High-heeled shoes are now used only by women, but history shows us that it was not always so. In reality shoes with high heels were used by men in different periods of history. Although today we wear high heels for aesthetic reasons, in the past they were used for different motives.
In history, the height of the shoes comunicated the social class of the person who wore them.
It is not clear where the heels first appeared, but it is possible that they have been used by actors in ancient Greece. “Kothorni” was a type of footwear worn around the second century BC. They had high platforms made of wood or cork, 8-10 cm in height. The height of the shoes indicated the character’s social status or importance. In other words, the heels were not used for aesthetic reasons, but only by a professional group, such as the actors.
The heels then reappeared in the Middle Ages in Europe. During this time, both men and women used a type of footwear called “sandal”. The streets of medieval Europe cities were dirty and the shoes of that era were delicate and expensive. Therefore, to avoid wearing them down, men and women wore these sandals. While sandals were used because they were practical, another European footwear was used because it was symbolic.
Thus, ”chopines” was a type of shoe used by women in Venetian society between the fifteenth and seventeenth century. The taller they were, the higher the social status. Sometimes ”chopines” even reached 50cm in hight, and as we can imagine, were not that practical. So women needed to be helped in order to maintain balance. But wealth and social status was not only demonstrated by the height of the shoes, but also by the fact that these rich women had maids who helped them. The sandals and these chopines were some kind of platforms without heels.
To find the modern heels, we must leave behind the streets of medieval Europe and travel to eastern Persia. It is not known exactly when it started in Persia, but the inscriptions found on a ceramic pot suggests the Ninth Century.
At the end of the sixteenth century and early seventeenth century, many Persian diplomats were sent to Europe to obtain alliances against a common enemy: the Ottoman Empire. It is said that after meeting with the Persians, European aristocrats adopted the heels as a symbol of masculinity and social status.
In the eighteenth century, women also used heels, with a tendency for women to adopt the male fashion. This could be interpreted as an attempt to achieve equality and obtain power.
The male obsession for heels has ended in the eighteenth century, when there were various changes in their way of thinking and the way men dressed. A sober man began to wear austere clothes and an extravagant one used heels, makeup and an eccentric attire.

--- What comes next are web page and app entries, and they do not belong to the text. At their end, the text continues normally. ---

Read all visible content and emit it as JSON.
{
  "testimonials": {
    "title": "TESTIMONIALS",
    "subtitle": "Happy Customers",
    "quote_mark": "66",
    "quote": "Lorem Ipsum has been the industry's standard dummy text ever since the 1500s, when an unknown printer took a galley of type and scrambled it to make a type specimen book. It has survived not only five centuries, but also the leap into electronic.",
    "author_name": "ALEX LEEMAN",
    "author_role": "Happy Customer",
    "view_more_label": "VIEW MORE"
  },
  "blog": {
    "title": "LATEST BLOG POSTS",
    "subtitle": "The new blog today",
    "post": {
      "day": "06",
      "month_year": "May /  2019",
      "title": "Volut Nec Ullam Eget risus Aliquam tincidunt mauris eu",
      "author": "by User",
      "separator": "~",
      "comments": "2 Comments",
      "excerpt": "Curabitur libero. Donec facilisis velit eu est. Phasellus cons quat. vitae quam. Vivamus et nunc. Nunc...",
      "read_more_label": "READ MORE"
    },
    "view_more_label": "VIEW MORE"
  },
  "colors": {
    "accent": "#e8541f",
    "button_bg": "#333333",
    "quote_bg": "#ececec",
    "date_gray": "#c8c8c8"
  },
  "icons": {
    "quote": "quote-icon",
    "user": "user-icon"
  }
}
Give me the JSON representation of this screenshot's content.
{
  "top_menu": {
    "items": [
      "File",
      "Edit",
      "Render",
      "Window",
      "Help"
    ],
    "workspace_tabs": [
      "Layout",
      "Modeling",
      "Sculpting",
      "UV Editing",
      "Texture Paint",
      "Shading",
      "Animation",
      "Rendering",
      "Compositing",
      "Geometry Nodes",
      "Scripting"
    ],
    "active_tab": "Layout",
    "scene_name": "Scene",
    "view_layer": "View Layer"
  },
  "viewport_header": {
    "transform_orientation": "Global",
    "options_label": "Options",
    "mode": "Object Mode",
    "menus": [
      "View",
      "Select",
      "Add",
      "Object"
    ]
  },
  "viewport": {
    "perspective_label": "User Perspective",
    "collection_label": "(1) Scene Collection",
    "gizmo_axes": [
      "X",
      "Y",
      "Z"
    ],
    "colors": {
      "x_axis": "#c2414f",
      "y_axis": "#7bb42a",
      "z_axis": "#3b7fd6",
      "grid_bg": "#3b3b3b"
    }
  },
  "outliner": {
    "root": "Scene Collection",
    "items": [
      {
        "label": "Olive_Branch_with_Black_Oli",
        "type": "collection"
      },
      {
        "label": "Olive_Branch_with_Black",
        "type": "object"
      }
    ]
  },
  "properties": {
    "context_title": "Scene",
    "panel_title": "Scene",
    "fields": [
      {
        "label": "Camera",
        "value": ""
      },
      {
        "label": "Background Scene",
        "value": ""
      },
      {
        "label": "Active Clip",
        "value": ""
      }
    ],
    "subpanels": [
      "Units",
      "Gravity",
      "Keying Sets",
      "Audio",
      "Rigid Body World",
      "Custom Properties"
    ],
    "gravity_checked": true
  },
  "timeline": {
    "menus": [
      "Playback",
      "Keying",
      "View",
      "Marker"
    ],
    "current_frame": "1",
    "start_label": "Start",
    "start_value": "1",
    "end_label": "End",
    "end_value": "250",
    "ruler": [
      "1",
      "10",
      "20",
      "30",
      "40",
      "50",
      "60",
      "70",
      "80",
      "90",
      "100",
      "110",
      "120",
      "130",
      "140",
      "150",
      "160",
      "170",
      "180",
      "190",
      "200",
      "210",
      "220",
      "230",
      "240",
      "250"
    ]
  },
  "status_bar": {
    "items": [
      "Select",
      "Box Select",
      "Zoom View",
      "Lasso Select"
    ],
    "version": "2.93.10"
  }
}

Among the most avid collectors and people who wore heels was King Louis XIV. Not only because the king loved luxury and fashion, but also because he was not that tall (1.63 m or 5.3 feet). Consequently, his shoes had heels of 10 centimeters. On them there were painted different battle scenes and the heels were always red.
It is curious that for a period of time women gave up on wearing heels because they were not practical. But the trend has returned in the second half of the nineteenth century.
Among the first groups of women that worn heels, the models who posed for magazines and stores stood out, because they were using heels to emphasize their silhouette. This could be the beginning of an association between heels and feminine beauty.
Then, as the saying goes, the rest is history…